That idea of invisibility, and things being dragged out into the light, lies at the heart of the book. Thomas Woodwind is dragged back into the country by an old acquaintance, the SVK is a piece of equipment designed to render the invisible visible and even the design of the book revolves around this concept. SVK ships with an analogue of the SVK device the story revolves around. It’s a torch instead of the pair of contact lenses Woodwind but the concept is the same; render the invisible, visible, show what people are thinking and through that, take control of them. It’s a neat, horrific concept in the story, a classic slice of Ellis near-future technoloy, but the torch turns it into something different. We see the banality of most people’s thoughts, see the transparency of the men who threaten Thomas Woodwind’s lives and, at two crucial points, we see something utterly beautiful. First off, when he first puts the SVK lenses Woodwind is spellbound by a young Muslim’s calm, polite faith. It’s a lovely moment, this literal visualisation of faith, of serenity and belief drawing Woodwind, a man who has no faith whatsoever, up short.
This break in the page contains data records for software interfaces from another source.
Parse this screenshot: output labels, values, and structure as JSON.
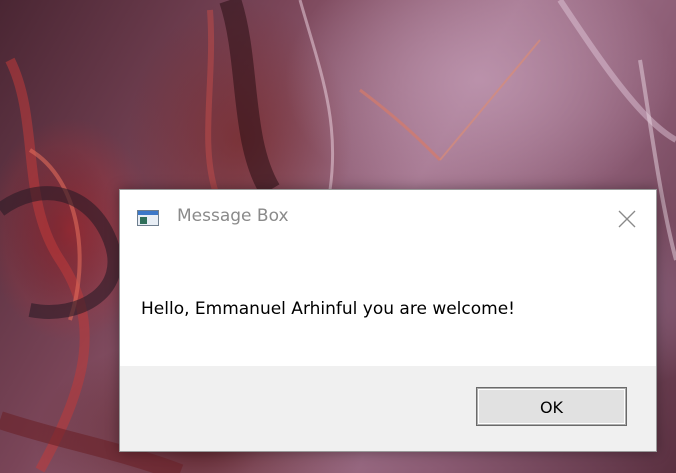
{
  "dialog": {
    "title": "Message Box",
    "message": "Hello, Emmanuel Arhinful you are welcome!",
    "ok_label": "OK",
    "close_icon": "close-icon",
    "app_icon": "window-app-icon"
  },
  "colors": {
    "dialog_background": "#ffffff",
    "footer_background": "#f0f0f0",
    "title_text": "#8a8a8a",
    "message_text": "#000000",
    "button_face": "#e1e1e1"
  }
}
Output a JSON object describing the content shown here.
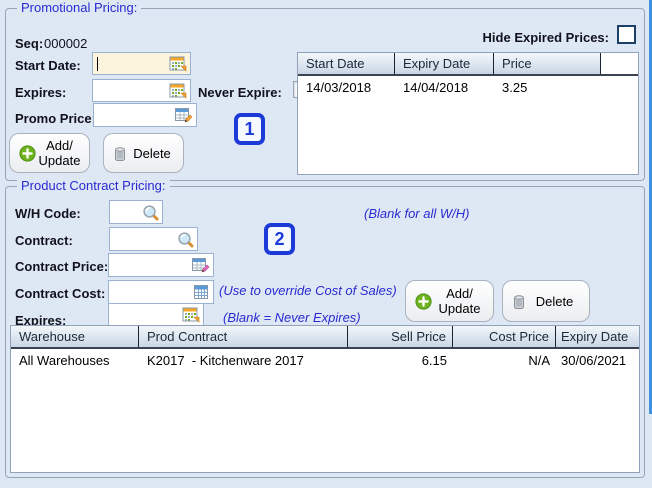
{
  "promo": {
    "title": "Promotional Pricing:",
    "seq_label": "Seq:",
    "seq_value": "000002",
    "start_date_label": "Start Date:",
    "expires_label": "Expires:",
    "never_expire_label": "Never Expire:",
    "promo_price_label": "Promo Price:",
    "add_update_line1": "Add/",
    "add_update_line2": "Update",
    "delete_label": "Delete",
    "marker": "1",
    "hide_expired_label": "Hide Expired Prices:",
    "table": {
      "columns": [
        "Start Date",
        "Expiry Date",
        "Price"
      ],
      "rows": [
        {
          "start": "14/03/2018",
          "expiry": "14/04/2018",
          "price": "3.25"
        }
      ]
    }
  },
  "contract": {
    "title": "Product Contract Pricing:",
    "wh_code_label": "W/H Code:",
    "wh_hint": "(Blank for all W/H)",
    "contract_label": "Contract:",
    "contract_price_label": "Contract Price:",
    "contract_cost_label": "Contract Cost:",
    "cost_hint": "(Use to override Cost of Sales)",
    "expires_label": "Expires:",
    "expires_hint": "(Blank = Never Expires)",
    "add_update_line1": "Add/",
    "add_update_line2": "Update",
    "delete_label": "Delete",
    "marker": "2",
    "table": {
      "columns": [
        "Warehouse",
        "Prod Contract",
        "Sell Price",
        "Cost Price",
        "Expiry Date"
      ],
      "rows": [
        {
          "warehouse": "All Warehouses",
          "prod_contract": "K2017  - Kitchenware 2017",
          "sell_price": "6.15",
          "cost_price": "N/A",
          "expiry": "30/06/2021"
        }
      ]
    }
  },
  "colors": {
    "page_bg": "#dee8f5",
    "group_title_blue": "#2a2ad0",
    "hint_blue": "#2a2ad2",
    "marker_blue": "#1b3ad8",
    "start_date_field_bg": "#fcf4dc",
    "navy_checkbox_border": "#1d4066",
    "window_edge_blue": "#4090e2"
  }
}
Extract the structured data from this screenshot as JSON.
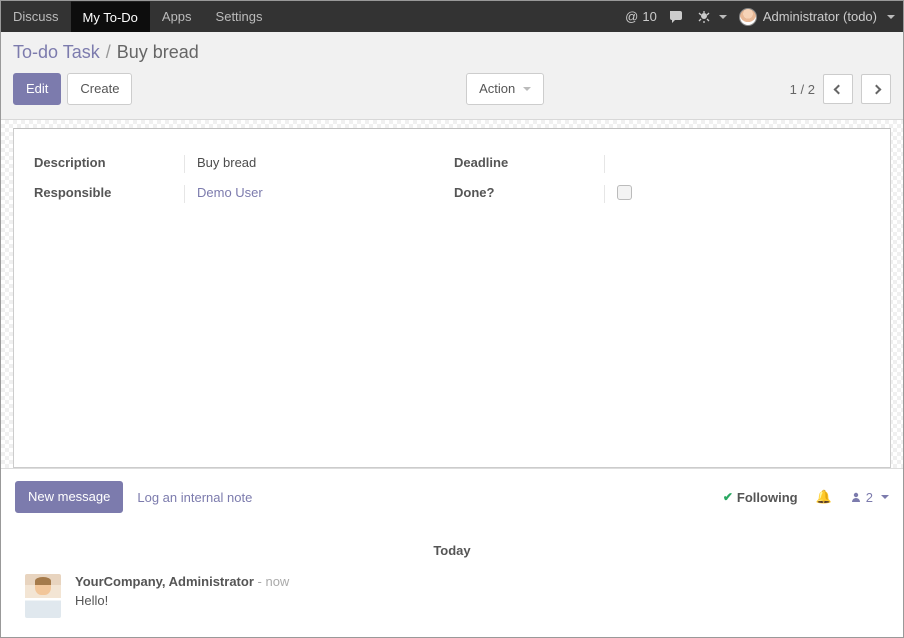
{
  "topnav": {
    "items": [
      "Discuss",
      "My To-Do",
      "Apps",
      "Settings"
    ],
    "active_index": 1,
    "mention_count": "10",
    "user_label": "Administrator (todo)"
  },
  "header": {
    "breadcrumb_root": "To-do Task",
    "breadcrumb_sep": "/",
    "breadcrumb_current": "Buy bread",
    "edit_label": "Edit",
    "create_label": "Create",
    "action_label": "Action",
    "pager": {
      "current": "1",
      "sep": "/",
      "total": "2"
    }
  },
  "form": {
    "labels": {
      "description": "Description",
      "responsible": "Responsible",
      "deadline": "Deadline",
      "done": "Done?"
    },
    "values": {
      "description": "Buy bread",
      "responsible": "Demo User",
      "deadline": "",
      "done_checked": false
    }
  },
  "chatter": {
    "new_message": "New message",
    "log_note": "Log an internal note",
    "following_label": "Following",
    "followers_count": "2",
    "day_label": "Today",
    "messages": [
      {
        "author": "YourCompany, Administrator",
        "time": "now",
        "body": "Hello!"
      }
    ]
  }
}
The second is the book’s finest moment. Bulmer tries the lenses on and sees what his girlfriend is really thinking as she storms in to pick an argument with him. The contrast between what she’s saying and what she’s thinking is heartbreaking and there’s one panel which is just raw with enotion and fragility and compassion. Ellis has a reputation for being one of the harder edged comic writers but moments like this are where his work shines. Humanity endures, humanity thrives, even in a world where your thoughts are projected over your head.
The book plays with this idea throughout, even adding extra detail to the supplementary material. This is another area Ellis has pioneered, the idea of adding content to single issues of comics and the material here is fascinating. William Gibson provides the foreword, Paul Gravett provides a brief history of the thought balloon in comics, Jamais Cascio looks at the possibly dark future of Augmented Reality and a double page of faux ads includes the Uni-Slacks, trousers that adjust to their owner and a box of 50 Facebook likes. It’s a nice idea, mirroring old fashioned comic ads and turning them on their head. Gogamestorm.com round out the book with the Ideation Innovation Centre, an 8-bit game style snakes and ladders look at corporate development hell. Abandon hope all ye who enter the pre-approval process.
SVK is a book about invisibility and what happens when it’s taken away. It’s a book that plays with the idea of information suppression and release and cheekily keeps you wrong footed until the last panel of the last page. It would be easy to write it off as a gimmick but there’s much more here than just a comic with a free torch. Ellis’s script is inventive, compassionate and unpleasant and D’Israeli’s art is the perfect detail heavy, tense companion to it. This is smart, precise, tailored storytelling that creates something new out of some very odd cloth. Give it a look. Then, give it a second one. You’ll be surprised.

Alasdair Stuart